Sometimes, you are unable to obtain your spouse's signature on the divorce documents. In such cases, you may be able to get a divorce without your spouse's signature. The following article describes how it can be done, and under what circumstances it cannot be done.

In all divorce cases, you must give legal notice to your spouse that you want a divorce. The legal notice is usually what is called a Summons with Notice (SWN). This SWN must first be filed with the Court before you can give it to your spouse.

Usually, the SWN must be hand-delivered to your spouse by someone (the process server) other than you. And there are additional legal requirements such as: (1) the process server must be over the age of 18 and be a resident of the state of New York; and (2) the delivery must not occur on a Sunday or a religious observance day of your spouse.

If the process server has made multiple attempts to deliver the SWN on your spouse but is still unsuccessful, then you may apply to the court for permission to serve the SWN by another means.

In cases where your spouse is living outside of the US, it is possible to have the SWN served on your spouse by a method other than personal delivery, but a court order must first be obtained before such alternate service is permitted.

If the whereabouts of your spouse is unknown, then you may apply for a court order allowing you to give divorce notice to your spouse by publication in a newspaper or by electronic means such as email, WeChat or Facebook message.

After notice is given to your spouse in accordance with all the applicable legal requirements, then your spouse has a certain period of time to respond to the SWN. This time period can be 20 or 30 days depending on how the notice was given.

If your spouse does not respond to the SWN within the time limit, then you may ask the court to give you a divorce based on the fact that your spouse has defaulted. If all divorce documents are properly drafted, and all the facts and legal arguments for your case are properly presented, the court will grant you a divorce. You are usually not required to appear in court in person.

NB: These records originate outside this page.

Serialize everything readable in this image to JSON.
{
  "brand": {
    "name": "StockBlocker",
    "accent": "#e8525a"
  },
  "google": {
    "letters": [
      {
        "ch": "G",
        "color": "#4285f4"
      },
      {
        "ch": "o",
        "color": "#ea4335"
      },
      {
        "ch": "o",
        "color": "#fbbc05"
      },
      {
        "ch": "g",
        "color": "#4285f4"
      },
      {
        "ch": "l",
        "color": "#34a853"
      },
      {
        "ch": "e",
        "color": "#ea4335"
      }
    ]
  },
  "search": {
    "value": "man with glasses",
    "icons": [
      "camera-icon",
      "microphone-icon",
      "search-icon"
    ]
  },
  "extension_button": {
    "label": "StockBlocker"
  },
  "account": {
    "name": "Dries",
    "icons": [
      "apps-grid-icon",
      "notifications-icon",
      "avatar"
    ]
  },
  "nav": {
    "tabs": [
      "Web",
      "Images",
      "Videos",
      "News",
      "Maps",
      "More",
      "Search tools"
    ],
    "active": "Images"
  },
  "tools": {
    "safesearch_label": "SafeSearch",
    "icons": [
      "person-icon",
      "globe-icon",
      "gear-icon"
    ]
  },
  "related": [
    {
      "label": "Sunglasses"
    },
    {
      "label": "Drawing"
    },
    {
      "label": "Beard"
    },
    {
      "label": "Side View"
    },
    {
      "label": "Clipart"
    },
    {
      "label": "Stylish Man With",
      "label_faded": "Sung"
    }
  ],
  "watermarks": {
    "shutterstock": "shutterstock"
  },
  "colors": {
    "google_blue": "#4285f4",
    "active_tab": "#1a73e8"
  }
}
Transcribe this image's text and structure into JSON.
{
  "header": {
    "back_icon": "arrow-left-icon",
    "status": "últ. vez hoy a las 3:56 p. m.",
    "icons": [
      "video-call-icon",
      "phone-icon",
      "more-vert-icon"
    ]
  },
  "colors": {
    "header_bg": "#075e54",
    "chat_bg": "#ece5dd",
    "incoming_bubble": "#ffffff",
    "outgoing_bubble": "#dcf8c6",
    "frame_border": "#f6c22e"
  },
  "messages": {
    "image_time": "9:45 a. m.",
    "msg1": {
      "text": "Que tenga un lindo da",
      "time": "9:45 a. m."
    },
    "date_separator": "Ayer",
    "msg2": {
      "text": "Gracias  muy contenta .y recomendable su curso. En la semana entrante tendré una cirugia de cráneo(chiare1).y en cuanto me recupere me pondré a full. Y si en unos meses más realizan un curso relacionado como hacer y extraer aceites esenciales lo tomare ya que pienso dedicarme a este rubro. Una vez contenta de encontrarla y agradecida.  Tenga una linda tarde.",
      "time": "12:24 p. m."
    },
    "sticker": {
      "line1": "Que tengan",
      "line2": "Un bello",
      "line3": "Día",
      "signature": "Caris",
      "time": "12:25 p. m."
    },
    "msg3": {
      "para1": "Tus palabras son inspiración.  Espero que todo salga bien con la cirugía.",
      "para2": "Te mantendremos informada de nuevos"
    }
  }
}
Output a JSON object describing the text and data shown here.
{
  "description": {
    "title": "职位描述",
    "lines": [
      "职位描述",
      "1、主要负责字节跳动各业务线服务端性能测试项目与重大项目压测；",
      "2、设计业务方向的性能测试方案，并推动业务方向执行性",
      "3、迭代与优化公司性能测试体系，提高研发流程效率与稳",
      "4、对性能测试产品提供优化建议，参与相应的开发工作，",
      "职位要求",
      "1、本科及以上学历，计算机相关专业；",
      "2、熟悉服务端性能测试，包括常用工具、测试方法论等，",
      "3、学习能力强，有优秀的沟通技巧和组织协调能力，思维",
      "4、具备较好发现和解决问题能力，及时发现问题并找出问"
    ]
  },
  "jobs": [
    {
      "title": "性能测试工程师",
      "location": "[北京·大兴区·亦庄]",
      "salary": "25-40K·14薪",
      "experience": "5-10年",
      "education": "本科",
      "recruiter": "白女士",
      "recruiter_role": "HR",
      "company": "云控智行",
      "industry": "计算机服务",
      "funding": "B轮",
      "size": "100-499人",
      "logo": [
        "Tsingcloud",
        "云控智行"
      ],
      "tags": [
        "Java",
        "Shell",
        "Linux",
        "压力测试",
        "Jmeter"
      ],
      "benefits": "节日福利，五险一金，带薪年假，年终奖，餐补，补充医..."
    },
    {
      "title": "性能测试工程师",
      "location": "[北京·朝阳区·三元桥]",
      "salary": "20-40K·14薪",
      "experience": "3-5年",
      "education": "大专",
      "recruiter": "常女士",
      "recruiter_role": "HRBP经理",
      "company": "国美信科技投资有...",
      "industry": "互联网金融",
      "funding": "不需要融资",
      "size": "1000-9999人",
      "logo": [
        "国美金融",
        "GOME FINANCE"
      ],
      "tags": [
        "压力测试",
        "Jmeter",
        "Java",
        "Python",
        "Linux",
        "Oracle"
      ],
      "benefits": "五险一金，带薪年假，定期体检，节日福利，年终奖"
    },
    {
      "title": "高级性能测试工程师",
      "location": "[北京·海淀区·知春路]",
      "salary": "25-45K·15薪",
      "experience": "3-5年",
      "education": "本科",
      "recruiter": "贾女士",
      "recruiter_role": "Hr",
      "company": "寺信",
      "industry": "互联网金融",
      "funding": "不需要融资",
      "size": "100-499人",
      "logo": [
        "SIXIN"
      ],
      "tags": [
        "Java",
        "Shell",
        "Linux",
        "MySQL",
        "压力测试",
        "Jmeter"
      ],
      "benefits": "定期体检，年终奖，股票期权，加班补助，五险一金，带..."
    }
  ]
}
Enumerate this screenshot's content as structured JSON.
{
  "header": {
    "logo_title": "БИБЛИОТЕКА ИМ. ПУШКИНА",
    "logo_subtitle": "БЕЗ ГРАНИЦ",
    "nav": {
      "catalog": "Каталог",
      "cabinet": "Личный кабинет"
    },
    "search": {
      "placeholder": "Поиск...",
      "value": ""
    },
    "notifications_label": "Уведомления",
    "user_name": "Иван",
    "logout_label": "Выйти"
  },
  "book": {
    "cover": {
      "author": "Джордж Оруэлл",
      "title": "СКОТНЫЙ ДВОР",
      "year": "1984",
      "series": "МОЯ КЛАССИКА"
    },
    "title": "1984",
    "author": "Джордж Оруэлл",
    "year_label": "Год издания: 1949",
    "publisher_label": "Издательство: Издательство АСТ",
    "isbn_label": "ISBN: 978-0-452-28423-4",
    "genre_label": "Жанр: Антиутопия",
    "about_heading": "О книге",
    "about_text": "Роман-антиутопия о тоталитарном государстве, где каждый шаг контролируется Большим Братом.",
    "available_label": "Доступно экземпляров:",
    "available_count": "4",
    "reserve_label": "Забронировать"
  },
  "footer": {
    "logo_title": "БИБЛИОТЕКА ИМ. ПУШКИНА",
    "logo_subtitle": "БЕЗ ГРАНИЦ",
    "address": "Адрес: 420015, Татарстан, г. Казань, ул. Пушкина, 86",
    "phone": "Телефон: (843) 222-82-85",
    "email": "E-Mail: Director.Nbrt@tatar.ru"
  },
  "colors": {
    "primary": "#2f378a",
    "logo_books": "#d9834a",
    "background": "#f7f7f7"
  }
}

On the other hand, if your spouse responds to the SWN in a proper legal manner, then your divorce case becomes a contested divorce. Usually, in such cases, both sides are represented by an attorney. You and your spouse may be unable to agree on all issues of the divorce such as property division, alimony, custody of children, visitation of the children and child support. These issues will then be litigated in the court. The whole divorce litigation process may take 9 to 18 months or more.